Task details:
Each line below needs to be restated word for word.

Available data:

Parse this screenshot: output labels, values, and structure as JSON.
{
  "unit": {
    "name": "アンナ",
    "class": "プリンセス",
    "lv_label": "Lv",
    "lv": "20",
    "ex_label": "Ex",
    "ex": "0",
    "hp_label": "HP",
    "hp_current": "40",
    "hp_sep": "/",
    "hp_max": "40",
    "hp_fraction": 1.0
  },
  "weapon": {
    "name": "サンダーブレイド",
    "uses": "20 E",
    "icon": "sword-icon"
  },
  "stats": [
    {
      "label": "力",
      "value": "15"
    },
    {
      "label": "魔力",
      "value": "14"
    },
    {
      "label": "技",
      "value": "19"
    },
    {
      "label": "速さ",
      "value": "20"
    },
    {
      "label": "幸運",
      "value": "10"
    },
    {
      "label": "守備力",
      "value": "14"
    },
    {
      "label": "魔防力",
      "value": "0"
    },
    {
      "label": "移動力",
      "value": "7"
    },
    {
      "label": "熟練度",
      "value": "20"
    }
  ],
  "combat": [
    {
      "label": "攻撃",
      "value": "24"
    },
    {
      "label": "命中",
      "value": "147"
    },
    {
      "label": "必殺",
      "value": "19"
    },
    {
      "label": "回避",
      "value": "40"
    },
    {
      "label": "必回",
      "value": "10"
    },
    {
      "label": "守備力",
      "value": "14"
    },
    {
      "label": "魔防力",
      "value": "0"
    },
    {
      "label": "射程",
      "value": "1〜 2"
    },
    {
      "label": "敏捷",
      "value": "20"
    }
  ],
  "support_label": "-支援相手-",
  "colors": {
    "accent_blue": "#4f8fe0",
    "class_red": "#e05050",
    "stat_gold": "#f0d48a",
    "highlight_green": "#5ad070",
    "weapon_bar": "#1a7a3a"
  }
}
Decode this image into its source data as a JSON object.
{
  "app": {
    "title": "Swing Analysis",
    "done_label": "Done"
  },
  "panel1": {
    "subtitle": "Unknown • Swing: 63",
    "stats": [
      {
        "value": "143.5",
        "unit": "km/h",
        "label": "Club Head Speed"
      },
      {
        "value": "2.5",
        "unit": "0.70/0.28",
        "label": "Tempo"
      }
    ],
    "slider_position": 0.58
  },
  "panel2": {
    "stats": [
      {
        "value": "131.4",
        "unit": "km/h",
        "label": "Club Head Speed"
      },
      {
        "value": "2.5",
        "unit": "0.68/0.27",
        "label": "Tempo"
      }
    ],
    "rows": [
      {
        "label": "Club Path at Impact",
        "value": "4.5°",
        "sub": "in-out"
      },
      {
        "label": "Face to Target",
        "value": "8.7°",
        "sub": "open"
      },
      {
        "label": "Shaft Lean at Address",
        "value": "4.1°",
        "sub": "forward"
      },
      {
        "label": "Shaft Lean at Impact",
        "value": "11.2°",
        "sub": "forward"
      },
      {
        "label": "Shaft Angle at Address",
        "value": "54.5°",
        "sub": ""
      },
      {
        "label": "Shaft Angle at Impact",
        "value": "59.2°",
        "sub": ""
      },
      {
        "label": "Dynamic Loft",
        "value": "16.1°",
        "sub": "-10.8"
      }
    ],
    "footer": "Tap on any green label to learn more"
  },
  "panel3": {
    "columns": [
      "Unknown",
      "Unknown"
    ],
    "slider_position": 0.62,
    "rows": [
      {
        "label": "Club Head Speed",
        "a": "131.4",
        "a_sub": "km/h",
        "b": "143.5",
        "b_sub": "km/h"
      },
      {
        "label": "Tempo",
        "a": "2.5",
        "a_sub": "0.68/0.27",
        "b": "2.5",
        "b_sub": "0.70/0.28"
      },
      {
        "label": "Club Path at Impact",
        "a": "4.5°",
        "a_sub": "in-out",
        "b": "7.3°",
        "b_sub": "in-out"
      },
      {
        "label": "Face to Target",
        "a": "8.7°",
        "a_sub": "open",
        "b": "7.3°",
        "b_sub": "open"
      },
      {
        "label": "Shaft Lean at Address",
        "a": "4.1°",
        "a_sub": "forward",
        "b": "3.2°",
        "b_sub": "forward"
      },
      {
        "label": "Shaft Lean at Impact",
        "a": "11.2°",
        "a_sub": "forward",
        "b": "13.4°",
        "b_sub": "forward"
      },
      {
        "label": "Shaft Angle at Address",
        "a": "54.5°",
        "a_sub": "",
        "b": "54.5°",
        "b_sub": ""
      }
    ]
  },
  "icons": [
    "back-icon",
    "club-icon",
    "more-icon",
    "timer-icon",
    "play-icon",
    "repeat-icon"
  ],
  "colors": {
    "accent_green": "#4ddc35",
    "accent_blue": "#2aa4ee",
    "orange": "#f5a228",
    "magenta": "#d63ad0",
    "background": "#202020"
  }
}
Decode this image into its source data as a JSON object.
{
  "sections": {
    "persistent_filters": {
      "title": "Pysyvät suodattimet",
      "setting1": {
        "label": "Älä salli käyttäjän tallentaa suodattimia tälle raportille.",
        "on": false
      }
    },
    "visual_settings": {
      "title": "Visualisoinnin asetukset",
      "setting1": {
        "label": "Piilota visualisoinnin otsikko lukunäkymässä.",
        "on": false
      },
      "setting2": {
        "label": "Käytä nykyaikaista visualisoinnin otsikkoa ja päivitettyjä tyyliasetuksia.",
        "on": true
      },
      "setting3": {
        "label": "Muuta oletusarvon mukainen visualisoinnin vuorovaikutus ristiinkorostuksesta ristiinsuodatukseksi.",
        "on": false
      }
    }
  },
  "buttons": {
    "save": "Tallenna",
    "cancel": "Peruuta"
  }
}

Expected output:
Parse this screenshot: output labels, values, and structure as JSON.
{
  "unit": {
    "name": "アンナ",
    "class": "プリンセス",
    "lv_label": "Lv",
    "lv": "20",
    "ex_label": "Ex",
    "ex": "0",
    "hp_label": "HP",
    "hp_current": "40",
    "hp_sep": "/",
    "hp_max": "40",
    "hp_fraction": 1.0
  },
  "weapon": {
    "name": "サンダーブレイド",
    "uses": "20 E",
    "icon": "sword-icon"
  },
  "stats": [
    {
      "label": "力",
      "value": "15"
    },
    {
      "label": "魔力",
      "value": "14"
    },
    {
      "label": "技",
      "value": "19"
    },
    {
      "label": "速さ",
      "value": "20"
    },
    {
      "label": "幸運",
      "value": "10"
    },
    {
      "label": "守備力",
      "value": "14"
    },
    {
      "label": "魔防力",
      "value": "0"
    },
    {
      "label": "移動力",
      "value": "7"
    },
    {
      "label": "熟練度",
      "value": "20"
    }
  ],
  "combat": [
    {
      "label": "攻撃",
      "value": "24"
    },
    {
      "label": "命中",
      "value": "147"
    },
    {
      "label": "必殺",
      "value": "19"
    },
    {
      "label": "回避",
      "value": "40"
    },
    {
      "label": "必回",
      "value": "10"
    },
    {
      "label": "守備力",
      "value": "14"
    },
    {
      "label": "魔防力",
      "value": "0"
    },
    {
      "label": "射程",
      "value": "1〜 2"
    },
    {
      "label": "敏捷",
      "value": "20"
    }
  ],
  "support_label": "-支援相手-",
  "colors": {
    "accent_blue": "#4f8fe0",
    "class_red": "#e05050",
    "stat_gold": "#f0d48a",
    "highlight_green": "#5ad070",
    "weapon_bar": "#1a7a3a"
  }
}
Decode this image into its source data as a JSON object.
{
  "app": {
    "title": "Swing Analysis",
    "done_label": "Done"
  },
  "panel1": {
    "subtitle": "Unknown • Swing: 63",
    "stats": [
      {
        "value": "143.5",
        "unit": "km/h",
        "label": "Club Head Speed"
      },
      {
        "value": "2.5",
        "unit": "0.70/0.28",
        "label": "Tempo"
      }
    ],
    "slider_position": 0.58
  },
  "panel2": {
    "stats": [
      {
        "value": "131.4",
        "unit": "km/h",
        "label": "Club Head Speed"
      },
      {
        "value": "2.5",
        "unit": "0.68/0.27",
        "label": "Tempo"
      }
    ],
    "rows": [
      {
        "label": "Club Path at Impact",
        "value": "4.5°",
        "sub": "in-out"
      },
      {
        "label": "Face to Target",
        "value": "8.7°",
        "sub": "open"
      },
      {
        "label": "Shaft Lean at Address",
        "value": "4.1°",
        "sub": "forward"
      },
      {
        "label": "Shaft Lean at Impact",
        "value": "11.2°",
        "sub": "forward"
      },
      {
        "label": "Shaft Angle at Address",
        "value": "54.5°",
        "sub": ""
      },
      {
        "label": "Shaft Angle at Impact",
        "value": "59.2°",
        "sub": ""
      },
      {
        "label": "Dynamic Loft",
        "value": "16.1°",
        "sub": "-10.8"
      }
    ],
    "footer": "Tap on any green label to learn more"
  },
  "panel3": {
    "columns": [
      "Unknown",
      "Unknown"
    ],
    "slider_position": 0.62,
    "rows": [
      {
        "label": "Club Head Speed",
        "a": "131.4",
        "a_sub": "km/h",
        "b": "143.5",
        "b_sub": "km/h"
      },
      {
        "label": "Tempo",
        "a": "2.5",
        "a_sub": "0.68/0.27",
        "b": "2.5",
        "b_sub": "0.70/0.28"
      },
      {
        "label": "Club Path at Impact",
        "a": "4.5°",
        "a_sub": "in-out",
        "b": "7.3°",
        "b_sub": "in-out"
      },
      {
        "label": "Face to Target",
        "a": "8.7°",
        "a_sub": "open",
        "b": "7.3°",
        "b_sub": "open"
      },
      {
        "label": "Shaft Lean at Address",
        "a": "4.1°",
        "a_sub": "forward",
        "b": "3.2°",
        "b_sub": "forward"
      },
      {
        "label": "Shaft Lean at Impact",
        "a": "11.2°",
        "a_sub": "forward",
        "b": "13.4°",
        "b_sub": "forward"
      },
      {
        "label": "Shaft Angle at Address",
        "a": "54.5°",
        "a_sub": "",
        "b": "54.5°",
        "b_sub": ""
      }
    ]
  },
  "icons": [
    "back-icon",
    "club-icon",
    "more-icon",
    "timer-icon",
    "play-icon",
    "repeat-icon"
  ],
  "colors": {
    "accent_green": "#4ddc35",
    "accent_blue": "#2aa4ee",
    "orange": "#f5a228",
    "magenta": "#d63ad0",
    "background": "#202020"
  }
}
Decode this image into its source data as a JSON object.
{
  "sections": {
    "persistent_filters": {
      "title": "Pysyvät suodattimet",
      "setting1": {
        "label": "Älä salli käyttäjän tallentaa suodattimia tälle raportille.",
        "on": false
      }
    },
    "visual_settings": {
      "title": "Visualisoinnin asetukset",
      "setting1": {
        "label": "Piilota visualisoinnin otsikko lukunäkymässä.",
        "on": false
      },
      "setting2": {
        "label": "Käytä nykyaikaista visualisoinnin otsikkoa ja päivitettyjä tyyliasetuksia.",
        "on": true
      },
      "setting3": {
        "label": "Muuta oletusarvon mukainen visualisoinnin vuorovaikutus ristiinkorostuksesta ristiinsuodatukseksi.",
        "on": false
      }
    }
  },
  "buttons": {
    "save": "Tallenna",
    "cancel": "Peruuta"
  }
}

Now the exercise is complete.